Farringdon has been a settlement in Sunderland with a visible trace of at least 700 years, and possibly longer if records can be found. A segment of the historical township of Silksworth, itself part of Bishopwearmouth, the history of the estate can be established first as a Monastic Grange of the Priory of Hexham and later a private manor and farm known as “Farringdon Hall” which was passed down through generations until it was purchased by Sunderland Council in 1950 and transformed into the housing estate we know today.
Farnton.org has been at the frontline of raising public awareness and consciousness of this history, changing the way the area is perceived and subsequently calling for Farringdon’s revival. Farringdon is not just a suburb, it’s a historical place and by campaigning for it to be treat as such we aim to put this area back on the map and build on this legacy. We want Farringdon as an area that can be visited and embraced.
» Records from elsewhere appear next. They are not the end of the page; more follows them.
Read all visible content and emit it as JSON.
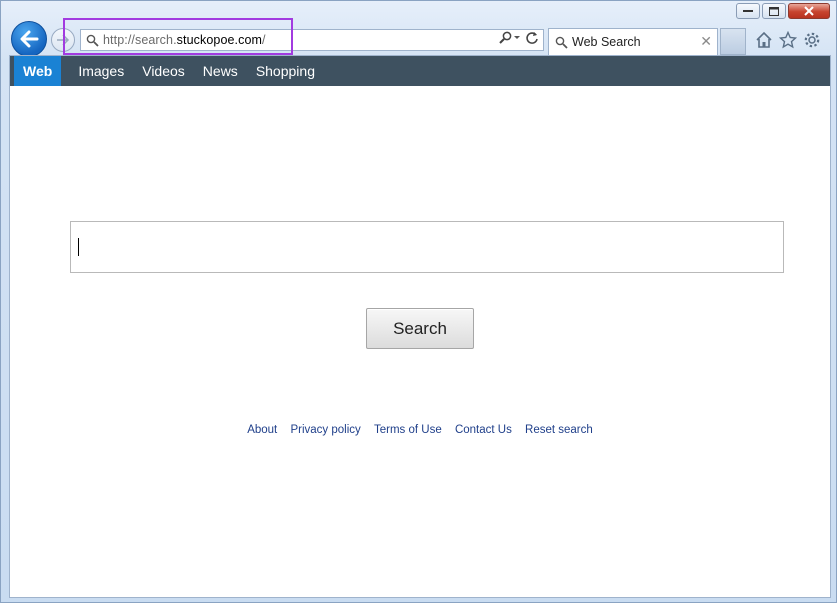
{
  "browser": {
    "address_bar": {
      "url_prefix": "http://search.",
      "url_domain": "stuckopoe.com",
      "url_suffix": "/"
    },
    "tab": {
      "title": "Web Search"
    },
    "icons": {
      "back": "back-arrow-icon",
      "forward": "forward-arrow-icon",
      "search": "search-icon",
      "refresh": "refresh-icon",
      "home": "home-icon",
      "favorites": "star-icon",
      "settings": "gear-icon"
    }
  },
  "nav": {
    "items": [
      {
        "label": "Web",
        "active": true
      },
      {
        "label": "Images"
      },
      {
        "label": "Videos"
      },
      {
        "label": "News"
      },
      {
        "label": "Shopping"
      }
    ]
  },
  "search": {
    "value": "",
    "button_label": "Search"
  },
  "footer": {
    "links": [
      "About",
      "Privacy policy",
      "Terms of Use",
      "Contact Us",
      "Reset search"
    ]
  },
  "colors": {
    "nav_bg": "#3e5160",
    "nav_active": "#1a82d4",
    "link": "#1f3f8a",
    "highlight_box": "#a23be0"
  }
}
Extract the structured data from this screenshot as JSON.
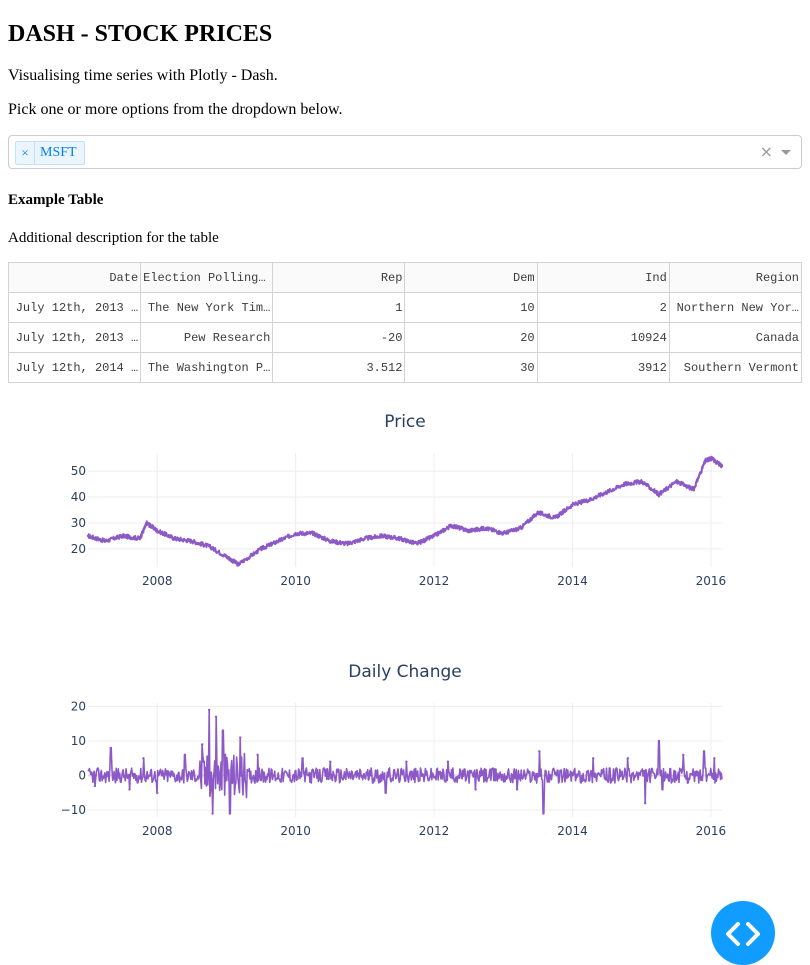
{
  "header": {
    "title": "DASH - STOCK PRICES",
    "subtitle": "Visualising time series with Plotly - Dash.",
    "instructions": "Pick one or more options from the dropdown below."
  },
  "dropdown": {
    "selected": [
      "MSFT"
    ],
    "remove_glyph": "×",
    "clear_glyph": "×",
    "icons": [
      "remove-chip-icon",
      "clear-icon",
      "chevron-down-icon"
    ]
  },
  "table": {
    "title": "Example Table",
    "description": "Additional description for the table",
    "columns": [
      "Date",
      "Election Polling O",
      "Rep",
      "Dem",
      "Ind",
      "Region"
    ],
    "rows": [
      [
        "July 12th, 2013 …",
        "The New York Tim…",
        "1",
        "10",
        "2",
        "Northern New Yor…"
      ],
      [
        "July 12th, 2013 …",
        "Pew Research",
        "-20",
        "20",
        "10924",
        "Canada"
      ],
      [
        "July 12th, 2014 …",
        "The Washington P…",
        "3.512",
        "30",
        "3912",
        "Southern Vermont"
      ]
    ]
  },
  "chart_data": [
    {
      "type": "line",
      "title": "Price",
      "line_color": "#8c59c7",
      "x_ticks": [
        "2008",
        "2010",
        "2012",
        "2014",
        "2016"
      ],
      "y_ticks": [
        "20",
        "30",
        "40",
        "50"
      ],
      "xlim": [
        2007.0,
        2016.16
      ],
      "ylim": [
        13,
        57
      ],
      "grid": true,
      "x": [
        2007.0,
        2007.25,
        2007.5,
        2007.75,
        2007.85,
        2008.0,
        2008.25,
        2008.5,
        2008.75,
        2009.0,
        2009.17,
        2009.5,
        2009.75,
        2010.0,
        2010.25,
        2010.5,
        2010.75,
        2011.0,
        2011.25,
        2011.5,
        2011.75,
        2012.0,
        2012.25,
        2012.5,
        2012.75,
        2013.0,
        2013.25,
        2013.5,
        2013.75,
        2014.0,
        2014.25,
        2014.5,
        2014.75,
        2015.0,
        2015.25,
        2015.5,
        2015.75,
        2015.92,
        2016.0,
        2016.16
      ],
      "y": [
        25,
        23,
        25,
        24,
        30,
        27,
        24,
        23,
        21,
        17,
        14,
        20,
        23,
        26,
        26,
        23,
        22,
        24,
        25,
        24,
        22,
        25,
        29,
        27,
        28,
        26,
        28,
        34,
        32,
        37,
        39,
        42,
        45,
        46,
        41,
        46,
        43,
        54,
        55,
        52
      ]
    },
    {
      "type": "line",
      "title": "Daily Change",
      "line_color": "#8c59c7",
      "x_ticks": [
        "2008",
        "2010",
        "2012",
        "2014",
        "2016"
      ],
      "y_ticks": [
        "20",
        "10",
        "0",
        "−10"
      ],
      "xlim": [
        2007.0,
        2016.16
      ],
      "ylim": [
        -12,
        21
      ],
      "grid": true,
      "x": [
        2007.1,
        2007.33,
        2007.6,
        2007.8,
        2008.0,
        2008.4,
        2008.65,
        2008.75,
        2008.8,
        2008.85,
        2008.95,
        2009.05,
        2009.2,
        2009.45,
        2010.1,
        2010.5,
        2011.3,
        2011.6,
        2012.2,
        2012.6,
        2013.2,
        2013.52,
        2013.58,
        2014.3,
        2014.8,
        2015.05,
        2015.25,
        2015.3,
        2015.6,
        2015.9,
        2016.05
      ],
      "y": [
        -3,
        8,
        -4,
        5,
        -5,
        6,
        9,
        19,
        -11,
        17,
        13,
        -11,
        11,
        6,
        5,
        4,
        -5,
        4,
        4,
        -4,
        -4,
        7,
        -11,
        5,
        5,
        -8,
        10,
        -4,
        6,
        7,
        5
      ]
    }
  ],
  "fab": {
    "icon": "code-brackets-icon"
  }
}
To do so, we’re calling for a number of changes that we want the community to get behind, what we describe as “The Farringdon Green Masterplan” that is the vision to transform the Anthony Road area, which is where the historical core of Farringdon and the manor was set, into a real “village green” akin to those seen in Southwick and Ryhope, a place of historical and natural interest which will improve the quality, aesthetic and appeal of the area.
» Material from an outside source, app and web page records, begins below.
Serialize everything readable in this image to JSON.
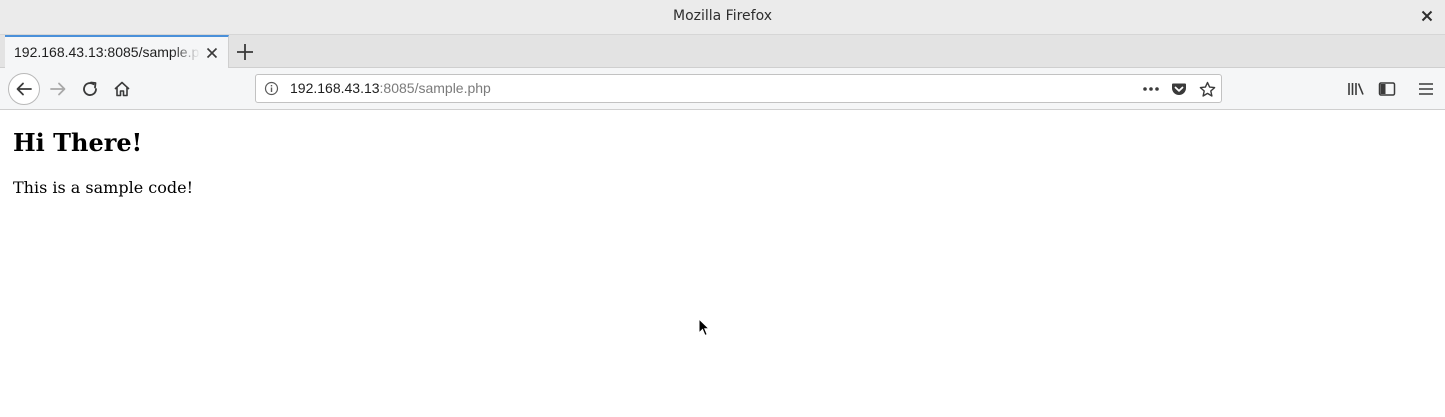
{
  "window": {
    "title": "Mozilla Firefox"
  },
  "tabs": [
    {
      "title": "192.168.43.13:8085/sample.php",
      "active": true
    }
  ],
  "urlbar": {
    "host": "192.168.43.13",
    "rest": ":8085/sample.php"
  },
  "page": {
    "heading": "Hi There!",
    "paragraph": "This is a sample code!"
  },
  "icons": {
    "window_close": "close-icon",
    "tab_close": "close-icon",
    "new_tab": "plus-icon",
    "back": "arrow-left-icon",
    "forward": "arrow-right-icon",
    "reload": "reload-icon",
    "home": "home-icon",
    "site_info": "info-icon",
    "page_actions": "ellipsis-icon",
    "pocket": "pocket-icon",
    "bookmark": "star-icon",
    "library": "library-icon",
    "sidebar": "sidebar-icon",
    "menu": "hamburger-icon"
  },
  "colors": {
    "active_tab_accent": "#4a90d9",
    "url_host": "#1e1e1e",
    "url_rest": "#7b7b7b"
  }
}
To do this, we have firstly called for a Heritage Blue Plaque. To go up in the area detailing and commemorating the history of Farringdon Hall. We have made progress on this. St. David’s Church on Anthony Road have kindly volunteered to do so, but we await approval from Sunderland City Council who have been slow to respond to requests. We intend to keep this item on the local agenda and we are grateful for the support of local councillors in being receptive to our idea.
The next phase of the plan is to create the village green by turning a number of public domain grass patches around Anthony Road into neatly arranged Flower Beds, similar to what the community of Southwick heritage has been doing. This again will require approval and community support, but we are confident that this can work if people take the initiative. This will reflect the continuity between the past and present with Farringdon as a settlement and to ensure its longstanding heritage is not lost!